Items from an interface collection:
◇ ◇ ◇ ◇ ◇

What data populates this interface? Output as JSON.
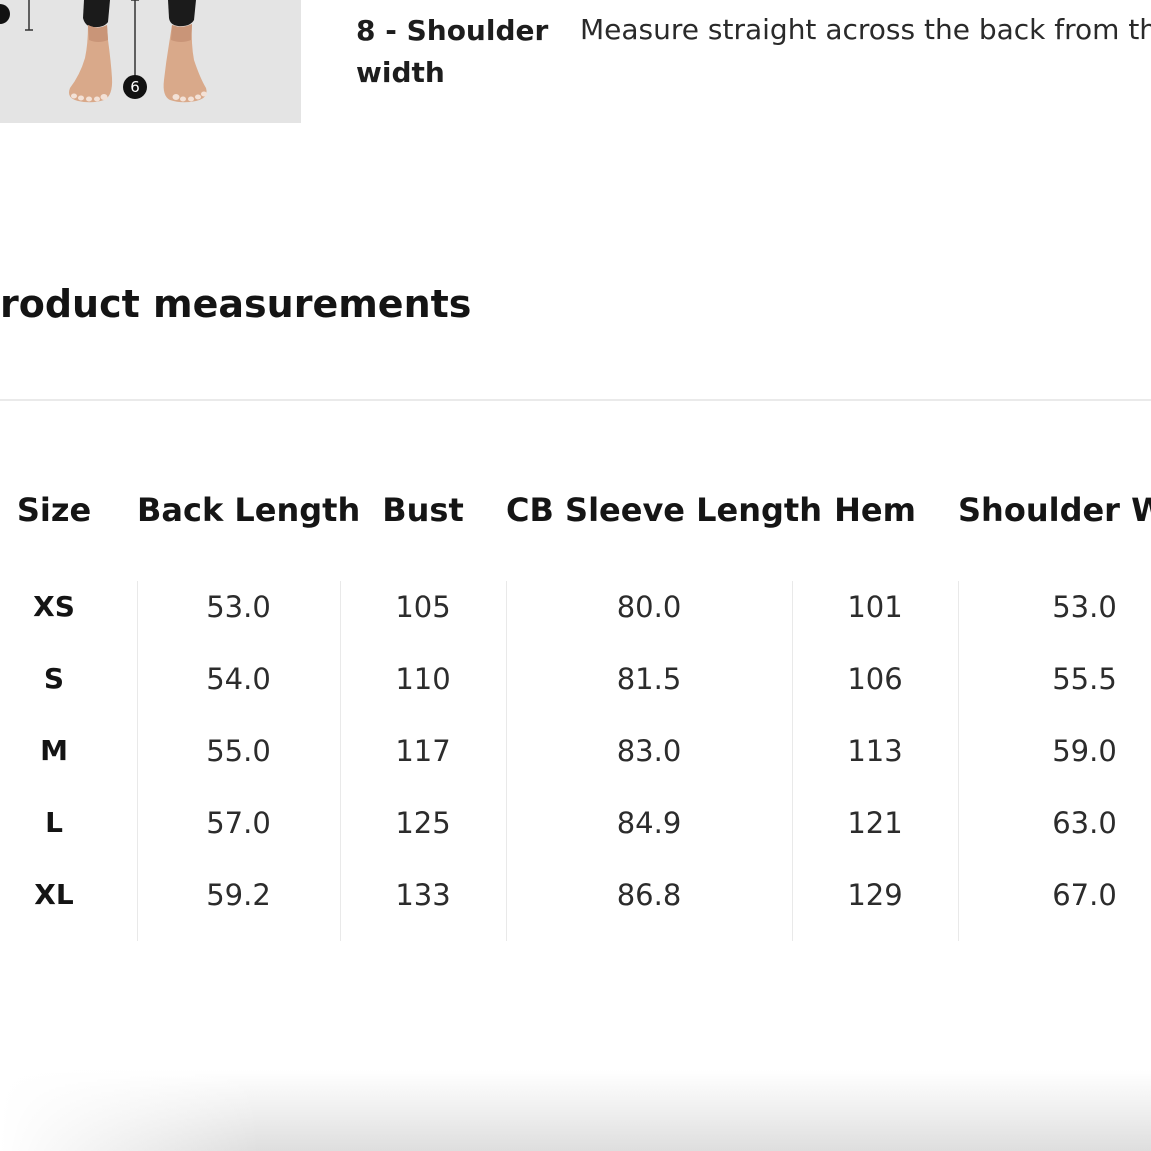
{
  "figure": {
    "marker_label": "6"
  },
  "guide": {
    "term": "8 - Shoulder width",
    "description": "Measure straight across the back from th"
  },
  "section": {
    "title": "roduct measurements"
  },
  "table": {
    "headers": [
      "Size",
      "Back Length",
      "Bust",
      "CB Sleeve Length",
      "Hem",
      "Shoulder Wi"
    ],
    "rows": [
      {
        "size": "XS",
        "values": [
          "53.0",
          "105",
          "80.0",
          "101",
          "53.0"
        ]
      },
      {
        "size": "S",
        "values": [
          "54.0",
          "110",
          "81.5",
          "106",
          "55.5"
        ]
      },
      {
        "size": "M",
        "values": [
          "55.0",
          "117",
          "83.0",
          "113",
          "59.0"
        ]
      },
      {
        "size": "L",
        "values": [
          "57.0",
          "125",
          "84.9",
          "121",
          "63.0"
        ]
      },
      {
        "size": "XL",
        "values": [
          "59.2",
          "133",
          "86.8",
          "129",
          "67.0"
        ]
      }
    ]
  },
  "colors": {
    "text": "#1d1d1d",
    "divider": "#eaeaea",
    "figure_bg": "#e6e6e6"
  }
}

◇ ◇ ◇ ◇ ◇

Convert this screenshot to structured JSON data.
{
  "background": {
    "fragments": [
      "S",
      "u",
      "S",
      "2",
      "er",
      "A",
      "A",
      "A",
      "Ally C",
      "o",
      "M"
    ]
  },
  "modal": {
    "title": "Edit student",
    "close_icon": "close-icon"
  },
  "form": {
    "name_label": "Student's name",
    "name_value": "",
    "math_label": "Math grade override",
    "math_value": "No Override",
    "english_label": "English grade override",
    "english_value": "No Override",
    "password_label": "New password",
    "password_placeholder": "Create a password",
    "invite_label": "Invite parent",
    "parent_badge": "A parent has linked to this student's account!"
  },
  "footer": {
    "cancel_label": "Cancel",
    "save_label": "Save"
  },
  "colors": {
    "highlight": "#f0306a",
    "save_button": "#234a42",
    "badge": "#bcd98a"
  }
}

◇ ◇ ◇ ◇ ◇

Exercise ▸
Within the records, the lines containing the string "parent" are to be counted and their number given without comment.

Your response ▸
2